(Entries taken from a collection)

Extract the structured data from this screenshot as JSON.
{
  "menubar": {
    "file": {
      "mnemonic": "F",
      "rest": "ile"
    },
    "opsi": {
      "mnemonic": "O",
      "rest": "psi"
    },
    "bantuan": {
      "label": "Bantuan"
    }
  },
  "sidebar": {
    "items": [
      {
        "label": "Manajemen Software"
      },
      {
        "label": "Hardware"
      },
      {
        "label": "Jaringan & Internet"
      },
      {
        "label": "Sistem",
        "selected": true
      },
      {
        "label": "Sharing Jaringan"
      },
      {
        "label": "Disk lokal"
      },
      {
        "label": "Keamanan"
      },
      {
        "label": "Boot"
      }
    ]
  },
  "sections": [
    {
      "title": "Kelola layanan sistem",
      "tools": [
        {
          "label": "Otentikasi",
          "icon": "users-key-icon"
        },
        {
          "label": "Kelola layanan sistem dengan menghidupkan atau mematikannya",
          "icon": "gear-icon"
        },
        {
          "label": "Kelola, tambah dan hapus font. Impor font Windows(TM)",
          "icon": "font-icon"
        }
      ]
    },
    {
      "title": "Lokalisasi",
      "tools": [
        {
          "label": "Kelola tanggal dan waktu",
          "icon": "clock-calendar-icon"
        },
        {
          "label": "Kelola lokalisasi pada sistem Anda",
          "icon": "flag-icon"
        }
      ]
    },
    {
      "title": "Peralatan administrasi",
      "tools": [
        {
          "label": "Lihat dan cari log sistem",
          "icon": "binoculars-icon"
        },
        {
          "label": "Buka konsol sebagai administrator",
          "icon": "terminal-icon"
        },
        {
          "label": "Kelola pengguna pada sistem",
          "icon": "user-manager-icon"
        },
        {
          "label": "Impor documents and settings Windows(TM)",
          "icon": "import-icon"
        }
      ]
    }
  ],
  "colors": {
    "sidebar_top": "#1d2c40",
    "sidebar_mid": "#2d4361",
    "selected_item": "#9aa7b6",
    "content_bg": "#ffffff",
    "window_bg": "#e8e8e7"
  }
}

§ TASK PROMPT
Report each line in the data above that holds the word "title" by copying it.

§ FINISHED TASK
      "title": "Kelola layanan sistem",
      "title": "Lokalisasi",
      "title": "Peralatan administrasi",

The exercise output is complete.